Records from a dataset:
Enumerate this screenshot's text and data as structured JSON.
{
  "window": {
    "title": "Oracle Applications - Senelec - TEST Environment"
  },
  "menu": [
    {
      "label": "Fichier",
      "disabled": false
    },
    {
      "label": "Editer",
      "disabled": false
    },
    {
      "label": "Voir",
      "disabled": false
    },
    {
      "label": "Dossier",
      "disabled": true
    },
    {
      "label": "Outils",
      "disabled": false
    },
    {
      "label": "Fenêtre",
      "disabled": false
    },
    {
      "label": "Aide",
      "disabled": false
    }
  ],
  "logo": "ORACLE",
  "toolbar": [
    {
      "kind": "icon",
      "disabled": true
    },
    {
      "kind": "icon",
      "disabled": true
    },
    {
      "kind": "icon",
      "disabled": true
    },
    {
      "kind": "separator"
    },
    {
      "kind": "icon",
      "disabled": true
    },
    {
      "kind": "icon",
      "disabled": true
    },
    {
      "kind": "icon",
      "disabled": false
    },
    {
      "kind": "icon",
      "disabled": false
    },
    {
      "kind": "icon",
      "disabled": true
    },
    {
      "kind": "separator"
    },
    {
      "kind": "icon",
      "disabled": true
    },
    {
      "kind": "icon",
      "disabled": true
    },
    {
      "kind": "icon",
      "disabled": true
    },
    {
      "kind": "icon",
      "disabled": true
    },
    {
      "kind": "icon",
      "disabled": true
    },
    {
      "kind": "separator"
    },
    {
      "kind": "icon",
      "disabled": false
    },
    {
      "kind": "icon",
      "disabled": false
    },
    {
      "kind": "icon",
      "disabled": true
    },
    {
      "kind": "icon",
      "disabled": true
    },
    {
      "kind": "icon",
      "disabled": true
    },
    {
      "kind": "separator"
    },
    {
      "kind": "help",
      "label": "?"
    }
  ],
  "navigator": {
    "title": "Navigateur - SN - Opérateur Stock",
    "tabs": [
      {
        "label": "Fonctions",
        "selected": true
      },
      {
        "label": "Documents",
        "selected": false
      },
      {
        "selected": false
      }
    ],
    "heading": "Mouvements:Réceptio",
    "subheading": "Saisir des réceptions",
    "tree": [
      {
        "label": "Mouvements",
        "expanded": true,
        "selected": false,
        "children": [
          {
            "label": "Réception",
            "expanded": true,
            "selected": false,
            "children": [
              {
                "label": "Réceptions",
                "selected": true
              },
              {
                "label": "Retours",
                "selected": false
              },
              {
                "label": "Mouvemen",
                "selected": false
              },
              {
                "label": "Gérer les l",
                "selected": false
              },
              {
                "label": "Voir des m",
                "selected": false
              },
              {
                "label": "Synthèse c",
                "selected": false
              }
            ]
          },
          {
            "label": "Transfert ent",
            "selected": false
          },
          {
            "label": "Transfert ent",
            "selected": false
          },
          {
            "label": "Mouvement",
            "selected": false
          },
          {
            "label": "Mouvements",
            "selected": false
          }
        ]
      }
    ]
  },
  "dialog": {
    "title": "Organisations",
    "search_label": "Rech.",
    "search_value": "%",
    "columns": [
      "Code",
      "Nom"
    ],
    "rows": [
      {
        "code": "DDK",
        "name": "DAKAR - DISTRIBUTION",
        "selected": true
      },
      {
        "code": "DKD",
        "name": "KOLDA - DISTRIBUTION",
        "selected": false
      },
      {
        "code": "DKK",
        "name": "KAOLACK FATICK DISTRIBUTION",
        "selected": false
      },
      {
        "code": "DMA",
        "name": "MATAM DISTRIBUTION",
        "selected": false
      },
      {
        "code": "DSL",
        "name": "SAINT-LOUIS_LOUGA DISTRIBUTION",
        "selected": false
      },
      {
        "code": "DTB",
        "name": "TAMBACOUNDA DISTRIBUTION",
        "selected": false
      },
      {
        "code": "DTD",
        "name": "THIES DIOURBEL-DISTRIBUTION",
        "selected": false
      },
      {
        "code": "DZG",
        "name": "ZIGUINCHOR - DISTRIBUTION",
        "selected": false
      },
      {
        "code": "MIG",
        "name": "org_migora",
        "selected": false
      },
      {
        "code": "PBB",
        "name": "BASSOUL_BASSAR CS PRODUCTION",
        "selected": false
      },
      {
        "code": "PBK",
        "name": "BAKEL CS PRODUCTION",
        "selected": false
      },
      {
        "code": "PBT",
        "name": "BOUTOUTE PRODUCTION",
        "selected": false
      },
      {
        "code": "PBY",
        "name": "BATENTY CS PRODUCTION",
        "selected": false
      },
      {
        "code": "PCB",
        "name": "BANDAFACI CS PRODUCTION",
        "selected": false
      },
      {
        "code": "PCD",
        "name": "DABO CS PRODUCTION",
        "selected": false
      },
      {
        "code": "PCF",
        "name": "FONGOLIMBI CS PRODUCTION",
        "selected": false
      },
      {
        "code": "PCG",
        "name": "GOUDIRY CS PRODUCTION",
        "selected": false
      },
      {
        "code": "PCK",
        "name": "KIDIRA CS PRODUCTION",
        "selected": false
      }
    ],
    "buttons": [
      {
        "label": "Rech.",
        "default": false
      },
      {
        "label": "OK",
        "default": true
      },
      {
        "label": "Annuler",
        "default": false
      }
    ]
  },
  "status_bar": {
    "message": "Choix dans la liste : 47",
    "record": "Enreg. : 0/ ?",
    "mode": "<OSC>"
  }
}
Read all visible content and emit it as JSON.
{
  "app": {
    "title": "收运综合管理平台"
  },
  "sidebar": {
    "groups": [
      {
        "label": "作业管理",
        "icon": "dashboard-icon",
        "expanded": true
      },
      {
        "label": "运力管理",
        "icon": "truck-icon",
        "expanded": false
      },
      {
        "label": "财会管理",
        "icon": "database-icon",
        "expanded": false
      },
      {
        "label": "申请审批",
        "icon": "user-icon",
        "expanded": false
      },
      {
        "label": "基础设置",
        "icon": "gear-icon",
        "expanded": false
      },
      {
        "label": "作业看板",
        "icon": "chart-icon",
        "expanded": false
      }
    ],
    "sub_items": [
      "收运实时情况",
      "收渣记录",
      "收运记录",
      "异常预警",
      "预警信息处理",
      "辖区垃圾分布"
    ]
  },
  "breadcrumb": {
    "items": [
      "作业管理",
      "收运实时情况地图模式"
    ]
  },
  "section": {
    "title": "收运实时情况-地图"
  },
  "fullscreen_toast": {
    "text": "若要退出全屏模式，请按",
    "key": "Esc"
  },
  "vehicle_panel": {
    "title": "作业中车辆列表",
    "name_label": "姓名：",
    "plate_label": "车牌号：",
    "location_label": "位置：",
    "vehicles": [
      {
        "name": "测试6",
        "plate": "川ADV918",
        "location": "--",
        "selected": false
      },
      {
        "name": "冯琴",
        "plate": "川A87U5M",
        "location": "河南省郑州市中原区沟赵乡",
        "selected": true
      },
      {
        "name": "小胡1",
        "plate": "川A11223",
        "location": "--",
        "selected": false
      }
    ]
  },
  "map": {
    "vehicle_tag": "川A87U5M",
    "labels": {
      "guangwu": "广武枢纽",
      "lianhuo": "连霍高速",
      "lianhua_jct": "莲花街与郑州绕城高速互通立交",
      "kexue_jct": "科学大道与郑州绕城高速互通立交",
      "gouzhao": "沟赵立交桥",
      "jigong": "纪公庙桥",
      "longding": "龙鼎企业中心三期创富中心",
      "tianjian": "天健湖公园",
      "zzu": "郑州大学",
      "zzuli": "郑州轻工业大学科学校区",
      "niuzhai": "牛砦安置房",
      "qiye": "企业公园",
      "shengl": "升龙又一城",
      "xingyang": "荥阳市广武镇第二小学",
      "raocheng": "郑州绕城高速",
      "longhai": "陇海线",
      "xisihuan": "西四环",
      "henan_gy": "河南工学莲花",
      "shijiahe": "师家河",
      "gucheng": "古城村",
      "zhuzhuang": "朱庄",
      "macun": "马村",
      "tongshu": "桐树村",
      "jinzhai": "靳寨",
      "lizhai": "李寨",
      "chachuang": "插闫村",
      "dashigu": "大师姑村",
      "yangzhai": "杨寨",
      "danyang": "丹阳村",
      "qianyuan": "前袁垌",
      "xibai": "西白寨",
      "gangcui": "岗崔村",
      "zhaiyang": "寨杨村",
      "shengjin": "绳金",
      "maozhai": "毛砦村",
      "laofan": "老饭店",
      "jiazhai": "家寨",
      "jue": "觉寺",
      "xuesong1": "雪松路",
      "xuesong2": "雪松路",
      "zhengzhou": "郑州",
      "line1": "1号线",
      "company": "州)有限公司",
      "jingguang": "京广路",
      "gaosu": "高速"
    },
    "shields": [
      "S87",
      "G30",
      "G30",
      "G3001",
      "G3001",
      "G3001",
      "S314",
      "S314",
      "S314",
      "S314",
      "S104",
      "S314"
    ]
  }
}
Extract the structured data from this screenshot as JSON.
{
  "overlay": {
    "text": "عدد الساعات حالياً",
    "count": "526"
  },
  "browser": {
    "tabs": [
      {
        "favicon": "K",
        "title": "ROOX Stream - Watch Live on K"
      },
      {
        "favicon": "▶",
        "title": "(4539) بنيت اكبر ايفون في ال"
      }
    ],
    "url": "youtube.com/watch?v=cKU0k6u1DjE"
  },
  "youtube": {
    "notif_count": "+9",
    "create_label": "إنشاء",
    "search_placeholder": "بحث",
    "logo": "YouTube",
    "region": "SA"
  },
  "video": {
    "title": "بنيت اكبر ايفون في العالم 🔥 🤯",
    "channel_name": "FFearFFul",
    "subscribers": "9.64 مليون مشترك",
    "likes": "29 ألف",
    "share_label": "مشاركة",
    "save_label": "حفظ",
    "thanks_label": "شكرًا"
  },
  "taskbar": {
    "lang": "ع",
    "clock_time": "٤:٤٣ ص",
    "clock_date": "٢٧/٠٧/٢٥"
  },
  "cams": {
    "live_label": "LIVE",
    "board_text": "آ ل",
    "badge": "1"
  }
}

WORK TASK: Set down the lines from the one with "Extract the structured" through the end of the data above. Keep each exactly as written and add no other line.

SOLUTION TO THE PROBLEM:
Extract the structured data from this screenshot as JSON.
{
  "overlay": {
    "text": "عدد الساعات حالياً",
    "count": "526"
  },
  "browser": {
    "tabs": [
      {
        "favicon": "K",
        "title": "ROOX Stream - Watch Live on K"
      },
      {
        "favicon": "▶",
        "title": "(4539) بنيت اكبر ايفون في ال"
      }
    ],
    "url": "youtube.com/watch?v=cKU0k6u1DjE"
  },
  "youtube": {
    "notif_count": "+9",
    "create_label": "إنشاء",
    "search_placeholder": "بحث",
    "logo": "YouTube",
    "region": "SA"
  },
  "video": {
    "title": "بنيت اكبر ايفون في العالم 🔥 🤯",
    "channel_name": "FFearFFul",
    "subscribers": "9.64 مليون مشترك",
    "likes": "29 ألف",
    "share_label": "مشاركة",
    "save_label": "حفظ",
    "thanks_label": "شكرًا"
  },
  "taskbar": {
    "lang": "ع",
    "clock_time": "٤:٤٣ ص",
    "clock_date": "٢٧/٠٧/٢٥"
  },
  "cams": {
    "live_label": "LIVE",
    "board_text": "آ ل",
    "badge": "1"
  }
}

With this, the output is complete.